Osteoporosis and osteoarthritis (OA) are more different than you might think. The similar names are confusing. The “osteo” means BONE. And “porosis” means POROUS.

Arthritis means joint inflammation.

Osteoporosis is a silent disease in so many ways, making you lose bone tissue, which leaves your bones weaker and prone to breaking. Left untreated, it can cause severe back pain, affect your ability to walk, alter your posture — and even cause you to be shorter in height.

A typical diagnostic for osteoporosis is Bone Mineral Density (BMD) test.

Osteoarthritis is a degenerative joint disease, often affecting Hips, Knees, Neck, Lower Back, and/or the Small Joints of the Hands.

OA, as it’s called, generally develops in joints that have seen heavy use and/or frequent injuries due to physical jobs or sports. And carrying excess body weight can contribute to its development.

OA can wear away the cartilage inside joints that provides cushioning for your bones. With the cushion gone, your bones will grind against each other when you move.

Osteoporosis involves bone loss that can lead to fractures, while Osteoarthritis causes joint inflammation, pain, and stiffness.

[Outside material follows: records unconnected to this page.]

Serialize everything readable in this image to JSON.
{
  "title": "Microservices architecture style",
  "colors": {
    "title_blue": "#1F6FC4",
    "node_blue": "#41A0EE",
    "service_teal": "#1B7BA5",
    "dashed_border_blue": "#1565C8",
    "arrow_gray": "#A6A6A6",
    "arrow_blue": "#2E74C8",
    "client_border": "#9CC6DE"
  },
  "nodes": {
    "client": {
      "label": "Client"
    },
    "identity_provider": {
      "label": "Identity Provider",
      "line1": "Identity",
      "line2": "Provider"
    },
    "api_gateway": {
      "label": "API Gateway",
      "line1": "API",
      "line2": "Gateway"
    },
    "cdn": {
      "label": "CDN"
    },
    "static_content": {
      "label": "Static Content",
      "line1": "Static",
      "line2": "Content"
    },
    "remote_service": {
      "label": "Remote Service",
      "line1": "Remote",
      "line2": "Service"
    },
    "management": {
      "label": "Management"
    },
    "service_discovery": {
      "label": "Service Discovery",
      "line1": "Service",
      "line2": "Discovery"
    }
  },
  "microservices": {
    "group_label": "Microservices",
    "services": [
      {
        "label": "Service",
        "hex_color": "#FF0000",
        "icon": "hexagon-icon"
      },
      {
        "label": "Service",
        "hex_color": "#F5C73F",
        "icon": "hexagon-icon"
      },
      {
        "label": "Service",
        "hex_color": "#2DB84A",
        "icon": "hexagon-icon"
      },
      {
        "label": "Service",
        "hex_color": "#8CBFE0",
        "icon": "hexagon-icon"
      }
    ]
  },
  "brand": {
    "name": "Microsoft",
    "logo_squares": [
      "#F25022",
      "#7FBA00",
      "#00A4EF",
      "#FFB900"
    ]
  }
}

If you might expect you have either or (less common) both of these conditions, or have been alerted by your primary care or other doctor, it’s smart to see a Rheumatologist soonest.

With every rheumatic (joint/tissue pain) disease, a swift TTD (Time to Diagnosis) can make a difference regarding moving you into remission.